§ Required action
The listing below must be duplicated in full, with nothing altered.

§ Data for analysis
******************************
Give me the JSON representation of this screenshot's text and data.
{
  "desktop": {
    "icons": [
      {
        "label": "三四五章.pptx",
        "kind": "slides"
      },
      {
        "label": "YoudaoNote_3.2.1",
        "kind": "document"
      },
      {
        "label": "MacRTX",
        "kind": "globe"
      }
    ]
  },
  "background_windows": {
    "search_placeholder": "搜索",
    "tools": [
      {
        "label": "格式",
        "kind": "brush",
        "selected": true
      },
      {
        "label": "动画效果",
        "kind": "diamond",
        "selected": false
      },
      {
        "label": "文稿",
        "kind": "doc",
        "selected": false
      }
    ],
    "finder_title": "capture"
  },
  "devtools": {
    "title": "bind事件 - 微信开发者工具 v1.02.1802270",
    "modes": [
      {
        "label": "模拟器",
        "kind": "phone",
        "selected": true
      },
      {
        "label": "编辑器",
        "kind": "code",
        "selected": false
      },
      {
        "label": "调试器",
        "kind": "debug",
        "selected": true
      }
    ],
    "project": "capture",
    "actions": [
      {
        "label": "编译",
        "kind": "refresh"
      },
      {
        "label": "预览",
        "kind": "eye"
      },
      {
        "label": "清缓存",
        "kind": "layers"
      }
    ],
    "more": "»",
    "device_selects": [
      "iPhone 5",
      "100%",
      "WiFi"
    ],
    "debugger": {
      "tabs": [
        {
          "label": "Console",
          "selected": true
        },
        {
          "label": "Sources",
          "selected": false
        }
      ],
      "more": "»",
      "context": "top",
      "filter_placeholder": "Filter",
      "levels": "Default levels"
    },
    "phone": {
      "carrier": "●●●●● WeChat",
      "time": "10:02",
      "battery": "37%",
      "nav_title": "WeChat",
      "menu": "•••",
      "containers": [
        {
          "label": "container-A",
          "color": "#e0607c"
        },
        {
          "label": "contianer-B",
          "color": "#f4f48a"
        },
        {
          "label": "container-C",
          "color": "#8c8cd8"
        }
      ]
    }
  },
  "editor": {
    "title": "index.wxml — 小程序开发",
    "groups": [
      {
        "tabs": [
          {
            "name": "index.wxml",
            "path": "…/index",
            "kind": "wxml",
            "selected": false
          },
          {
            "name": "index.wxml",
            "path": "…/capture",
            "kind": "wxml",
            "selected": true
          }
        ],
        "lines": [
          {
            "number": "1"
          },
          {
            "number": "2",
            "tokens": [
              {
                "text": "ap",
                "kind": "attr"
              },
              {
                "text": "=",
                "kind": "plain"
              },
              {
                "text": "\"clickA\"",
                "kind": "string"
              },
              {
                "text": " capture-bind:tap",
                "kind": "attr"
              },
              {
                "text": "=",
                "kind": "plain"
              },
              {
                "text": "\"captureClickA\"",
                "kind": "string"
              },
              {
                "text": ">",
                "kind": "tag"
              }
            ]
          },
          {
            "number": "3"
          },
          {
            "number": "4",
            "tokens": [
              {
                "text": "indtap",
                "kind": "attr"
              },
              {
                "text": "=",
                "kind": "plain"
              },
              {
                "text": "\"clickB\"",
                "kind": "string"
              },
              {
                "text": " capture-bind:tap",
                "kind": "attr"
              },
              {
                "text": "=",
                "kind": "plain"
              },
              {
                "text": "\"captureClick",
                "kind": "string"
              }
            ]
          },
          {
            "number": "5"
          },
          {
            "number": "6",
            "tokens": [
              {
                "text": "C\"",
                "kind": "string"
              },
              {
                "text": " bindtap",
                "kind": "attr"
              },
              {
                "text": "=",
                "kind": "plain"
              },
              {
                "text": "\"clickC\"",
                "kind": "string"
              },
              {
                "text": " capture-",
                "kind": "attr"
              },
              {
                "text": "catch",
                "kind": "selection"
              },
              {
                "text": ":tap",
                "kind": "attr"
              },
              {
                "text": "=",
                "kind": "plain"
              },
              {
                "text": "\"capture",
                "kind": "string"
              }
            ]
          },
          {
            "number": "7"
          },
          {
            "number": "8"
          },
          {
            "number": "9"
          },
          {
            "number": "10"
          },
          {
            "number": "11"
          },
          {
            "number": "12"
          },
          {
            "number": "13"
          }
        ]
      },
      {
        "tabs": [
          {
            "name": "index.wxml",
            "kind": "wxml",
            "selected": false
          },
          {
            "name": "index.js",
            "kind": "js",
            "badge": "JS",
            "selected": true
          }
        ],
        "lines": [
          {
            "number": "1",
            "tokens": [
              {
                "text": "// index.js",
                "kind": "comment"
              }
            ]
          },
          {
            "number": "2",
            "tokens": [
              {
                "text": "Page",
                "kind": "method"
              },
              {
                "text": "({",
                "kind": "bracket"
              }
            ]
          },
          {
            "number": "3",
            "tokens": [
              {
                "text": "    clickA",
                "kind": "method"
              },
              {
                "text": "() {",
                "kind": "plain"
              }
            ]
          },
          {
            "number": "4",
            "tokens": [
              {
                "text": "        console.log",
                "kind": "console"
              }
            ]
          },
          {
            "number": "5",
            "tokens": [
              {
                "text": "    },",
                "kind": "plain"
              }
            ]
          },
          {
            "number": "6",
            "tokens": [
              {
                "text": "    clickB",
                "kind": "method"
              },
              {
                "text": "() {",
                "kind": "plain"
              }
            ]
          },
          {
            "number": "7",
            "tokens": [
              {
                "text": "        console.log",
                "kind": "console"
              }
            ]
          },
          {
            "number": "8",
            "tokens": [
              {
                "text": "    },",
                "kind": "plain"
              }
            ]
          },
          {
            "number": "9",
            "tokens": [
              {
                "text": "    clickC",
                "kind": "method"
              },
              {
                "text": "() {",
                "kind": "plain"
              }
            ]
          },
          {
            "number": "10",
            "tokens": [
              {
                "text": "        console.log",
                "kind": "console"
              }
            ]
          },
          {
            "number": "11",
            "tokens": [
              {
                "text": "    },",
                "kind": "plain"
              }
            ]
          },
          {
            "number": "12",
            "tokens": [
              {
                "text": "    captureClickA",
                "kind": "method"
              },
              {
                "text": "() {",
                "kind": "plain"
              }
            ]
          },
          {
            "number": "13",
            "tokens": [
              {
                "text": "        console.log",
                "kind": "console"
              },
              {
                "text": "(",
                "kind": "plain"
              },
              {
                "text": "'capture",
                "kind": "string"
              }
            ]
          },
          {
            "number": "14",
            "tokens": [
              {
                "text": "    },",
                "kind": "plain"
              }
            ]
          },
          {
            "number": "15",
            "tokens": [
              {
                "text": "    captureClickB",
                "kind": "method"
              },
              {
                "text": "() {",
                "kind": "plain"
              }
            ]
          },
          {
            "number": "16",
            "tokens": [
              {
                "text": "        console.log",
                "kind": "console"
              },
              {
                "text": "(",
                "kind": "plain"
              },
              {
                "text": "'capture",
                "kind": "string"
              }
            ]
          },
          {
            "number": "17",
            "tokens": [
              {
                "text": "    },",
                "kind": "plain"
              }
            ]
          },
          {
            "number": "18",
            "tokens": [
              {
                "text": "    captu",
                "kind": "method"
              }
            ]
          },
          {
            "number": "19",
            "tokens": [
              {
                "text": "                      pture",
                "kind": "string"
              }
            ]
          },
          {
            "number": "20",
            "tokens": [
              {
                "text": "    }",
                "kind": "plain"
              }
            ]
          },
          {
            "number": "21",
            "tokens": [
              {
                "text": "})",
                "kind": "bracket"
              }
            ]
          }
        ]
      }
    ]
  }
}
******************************
§ Output below
Give me the JSON representation of this screenshot's text and data.
{
  "desktop": {
    "icons": [
      {
        "label": "三四五章.pptx",
        "kind": "slides"
      },
      {
        "label": "YoudaoNote_3.2.1",
        "kind": "document"
      },
      {
        "label": "MacRTX",
        "kind": "globe"
      }
    ]
  },
  "background_windows": {
    "search_placeholder": "搜索",
    "tools": [
      {
        "label": "格式",
        "kind": "brush",
        "selected": true
      },
      {
        "label": "动画效果",
        "kind": "diamond",
        "selected": false
      },
      {
        "label": "文稿",
        "kind": "doc",
        "selected": false
      }
    ],
    "finder_title": "capture"
  },
  "devtools": {
    "title": "bind事件 - 微信开发者工具 v1.02.1802270",
    "modes": [
      {
        "label": "模拟器",
        "kind": "phone",
        "selected": true
      },
      {
        "label": "编辑器",
        "kind": "code",
        "selected": false
      },
      {
        "label": "调试器",
        "kind": "debug",
        "selected": true
      }
    ],
    "project": "capture",
    "actions": [
      {
        "label": "编译",
        "kind": "refresh"
      },
      {
        "label": "预览",
        "kind": "eye"
      },
      {
        "label": "清缓存",
        "kind": "layers"
      }
    ],
    "more": "»",
    "device_selects": [
      "iPhone 5",
      "100%",
      "WiFi"
    ],
    "debugger": {
      "tabs": [
        {
          "label": "Console",
          "selected": true
        },
        {
          "label": "Sources",
          "selected": false
        }
      ],
      "more": "»",
      "context": "top",
      "filter_placeholder": "Filter",
      "levels": "Default levels"
    },
    "phone": {
      "carrier": "●●●●● WeChat",
      "time": "10:02",
      "battery": "37%",
      "nav_title": "WeChat",
      "menu": "•••",
      "containers": [
        {
          "label": "container-A",
          "color": "#e0607c"
        },
        {
          "label": "contianer-B",
          "color": "#f4f48a"
        },
        {
          "label": "container-C",
          "color": "#8c8cd8"
        }
      ]
    }
  },
  "editor": {
    "title": "index.wxml — 小程序开发",
    "groups": [
      {
        "tabs": [
          {
            "name": "index.wxml",
            "path": "…/index",
            "kind": "wxml",
            "selected": false
          },
          {
            "name": "index.wxml",
            "path": "…/capture",
            "kind": "wxml",
            "selected": true
          }
        ],
        "lines": [
          {
            "number": "1"
          },
          {
            "number": "2",
            "tokens": [
              {
                "text": "ap",
                "kind": "attr"
              },
              {
                "text": "=",
                "kind": "plain"
              },
              {
                "text": "\"clickA\"",
                "kind": "string"
              },
              {
                "text": " capture-bind:tap",
                "kind": "attr"
              },
              {
                "text": "=",
                "kind": "plain"
              },
              {
                "text": "\"captureClickA\"",
                "kind": "string"
              },
              {
                "text": ">",
                "kind": "tag"
              }
            ]
          },
          {
            "number": "3"
          },
          {
            "number": "4",
            "tokens": [
              {
                "text": "indtap",
                "kind": "attr"
              },
              {
                "text": "=",
                "kind": "plain"
              },
              {
                "text": "\"clickB\"",
                "kind": "string"
              },
              {
                "text": " capture-bind:tap",
                "kind": "attr"
              },
              {
                "text": "=",
                "kind": "plain"
              },
              {
                "text": "\"captureClick",
                "kind": "string"
              }
            ]
          },
          {
            "number": "5"
          },
          {
            "number": "6",
            "tokens": [
              {
                "text": "C\"",
                "kind": "string"
              },
              {
                "text": " bindtap",
                "kind": "attr"
              },
              {
                "text": "=",
                "kind": "plain"
              },
              {
                "text": "\"clickC\"",
                "kind": "string"
              },
              {
                "text": " capture-",
                "kind": "attr"
              },
              {
                "text": "catch",
                "kind": "selection"
              },
              {
                "text": ":tap",
                "kind": "attr"
              },
              {
                "text": "=",
                "kind": "plain"
              },
              {
                "text": "\"capture",
                "kind": "string"
              }
            ]
          },
          {
            "number": "7"
          },
          {
            "number": "8"
          },
          {
            "number": "9"
          },
          {
            "number": "10"
          },
          {
            "number": "11"
          },
          {
            "number": "12"
          },
          {
            "number": "13"
          }
        ]
      },
      {
        "tabs": [
          {
            "name": "index.wxml",
            "kind": "wxml",
            "selected": false
          },
          {
            "name": "index.js",
            "kind": "js",
            "badge": "JS",
            "selected": true
          }
        ],
        "lines": [
          {
            "number": "1",
            "tokens": [
              {
                "text": "// index.js",
                "kind": "comment"
              }
            ]
          },
          {
            "number": "2",
            "tokens": [
              {
                "text": "Page",
                "kind": "method"
              },
              {
                "text": "({",
                "kind": "bracket"
              }
            ]
          },
          {
            "number": "3",
            "tokens": [
              {
                "text": "    clickA",
                "kind": "method"
              },
              {
                "text": "() {",
                "kind": "plain"
              }
            ]
          },
          {
            "number": "4",
            "tokens": [
              {
                "text": "        console.log",
                "kind": "console"
              }
            ]
          },
          {
            "number": "5",
            "tokens": [
              {
                "text": "    },",
                "kind": "plain"
              }
            ]
          },
          {
            "number": "6",
            "tokens": [
              {
                "text": "    clickB",
                "kind": "method"
              },
              {
                "text": "() {",
                "kind": "plain"
              }
            ]
          },
          {
            "number": "7",
            "tokens": [
              {
                "text": "        console.log",
                "kind": "console"
              }
            ]
          },
          {
            "number": "8",
            "tokens": [
              {
                "text": "    },",
                "kind": "plain"
              }
            ]
          },
          {
            "number": "9",
            "tokens": [
              {
                "text": "    clickC",
                "kind": "method"
              },
              {
                "text": "() {",
                "kind": "plain"
              }
            ]
          },
          {
            "number": "10",
            "tokens": [
              {
                "text": "        console.log",
                "kind": "console"
              }
            ]
          },
          {
            "number": "11",
            "tokens": [
              {
                "text": "    },",
                "kind": "plain"
              }
            ]
          },
          {
            "number": "12",
            "tokens": [
              {
                "text": "    captureClickA",
                "kind": "method"
              },
              {
                "text": "() {",
                "kind": "plain"
              }
            ]
          },
          {
            "number": "13",
            "tokens": [
              {
                "text": "        console.log",
                "kind": "console"
              },
              {
                "text": "(",
                "kind": "plain"
              },
              {
                "text": "'capture",
                "kind": "string"
              }
            ]
          },
          {
            "number": "14",
            "tokens": [
              {
                "text": "    },",
                "kind": "plain"
              }
            ]
          },
          {
            "number": "15",
            "tokens": [
              {
                "text": "    captureClickB",
                "kind": "method"
              },
              {
                "text": "() {",
                "kind": "plain"
              }
            ]
          },
          {
            "number": "16",
            "tokens": [
              {
                "text": "        console.log",
                "kind": "console"
              },
              {
                "text": "(",
                "kind": "plain"
              },
              {
                "text": "'capture",
                "kind": "string"
              }
            ]
          },
          {
            "number": "17",
            "tokens": [
              {
                "text": "    },",
                "kind": "plain"
              }
            ]
          },
          {
            "number": "18",
            "tokens": [
              {
                "text": "    captu",
                "kind": "method"
              }
            ]
          },
          {
            "number": "19",
            "tokens": [
              {
                "text": "                      pture",
                "kind": "string"
              }
            ]
          },
          {
            "number": "20",
            "tokens": [
              {
                "text": "    }",
                "kind": "plain"
              }
            ]
          },
          {
            "number": "21",
            "tokens": [
              {
                "text": "})",
                "kind": "bracket"
              }
            ]
          }
        ]
      }
    ]
  }
}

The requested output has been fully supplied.